Filter the entries below, keeping only lines with "Click".

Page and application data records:

________________________________________

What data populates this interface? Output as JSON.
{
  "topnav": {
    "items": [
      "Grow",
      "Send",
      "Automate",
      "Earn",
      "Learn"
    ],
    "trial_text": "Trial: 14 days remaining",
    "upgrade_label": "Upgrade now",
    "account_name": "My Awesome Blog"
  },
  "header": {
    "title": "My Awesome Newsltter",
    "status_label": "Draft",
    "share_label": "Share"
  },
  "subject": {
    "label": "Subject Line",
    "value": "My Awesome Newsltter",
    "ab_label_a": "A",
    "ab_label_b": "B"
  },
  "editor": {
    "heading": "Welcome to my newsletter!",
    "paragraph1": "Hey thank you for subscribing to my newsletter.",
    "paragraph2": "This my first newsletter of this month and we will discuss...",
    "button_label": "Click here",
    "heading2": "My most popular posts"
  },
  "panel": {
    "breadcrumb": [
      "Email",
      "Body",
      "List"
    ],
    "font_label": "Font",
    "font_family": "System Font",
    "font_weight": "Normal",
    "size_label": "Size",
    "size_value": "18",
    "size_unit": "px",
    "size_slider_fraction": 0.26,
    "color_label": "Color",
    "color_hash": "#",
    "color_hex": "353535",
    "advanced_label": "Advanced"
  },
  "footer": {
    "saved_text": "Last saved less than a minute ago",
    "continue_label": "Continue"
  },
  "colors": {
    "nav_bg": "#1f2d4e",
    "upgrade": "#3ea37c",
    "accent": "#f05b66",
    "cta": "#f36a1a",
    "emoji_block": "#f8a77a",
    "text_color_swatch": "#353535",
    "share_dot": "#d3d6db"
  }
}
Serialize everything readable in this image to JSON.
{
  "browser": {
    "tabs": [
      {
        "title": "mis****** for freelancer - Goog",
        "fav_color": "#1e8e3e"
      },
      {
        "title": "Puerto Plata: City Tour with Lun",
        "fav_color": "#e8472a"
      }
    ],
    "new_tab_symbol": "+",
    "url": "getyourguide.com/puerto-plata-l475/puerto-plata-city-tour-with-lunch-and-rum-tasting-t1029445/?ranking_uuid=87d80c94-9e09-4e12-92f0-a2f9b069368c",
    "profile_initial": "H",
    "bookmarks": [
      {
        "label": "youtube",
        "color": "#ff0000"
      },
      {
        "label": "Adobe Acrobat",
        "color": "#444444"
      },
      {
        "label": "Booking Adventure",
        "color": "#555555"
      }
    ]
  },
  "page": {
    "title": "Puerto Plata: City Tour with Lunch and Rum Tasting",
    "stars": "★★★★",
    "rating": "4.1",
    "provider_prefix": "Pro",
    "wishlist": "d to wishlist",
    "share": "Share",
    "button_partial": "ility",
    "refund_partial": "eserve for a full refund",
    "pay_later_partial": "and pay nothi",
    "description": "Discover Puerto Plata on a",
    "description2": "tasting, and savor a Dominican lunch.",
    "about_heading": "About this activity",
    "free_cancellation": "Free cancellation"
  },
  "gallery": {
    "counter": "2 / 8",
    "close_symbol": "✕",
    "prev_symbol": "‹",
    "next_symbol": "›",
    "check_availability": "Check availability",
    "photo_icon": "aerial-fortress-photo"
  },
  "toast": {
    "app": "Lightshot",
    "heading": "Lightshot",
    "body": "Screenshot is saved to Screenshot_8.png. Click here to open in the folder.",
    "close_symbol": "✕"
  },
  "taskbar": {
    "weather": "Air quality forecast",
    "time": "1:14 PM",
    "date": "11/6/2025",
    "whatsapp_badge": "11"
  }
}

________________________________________

## Finished exercise
    "button_label": "Click here",
    "body": "Screenshot is saved to Screenshot_8.png. Click here to open in the folder.",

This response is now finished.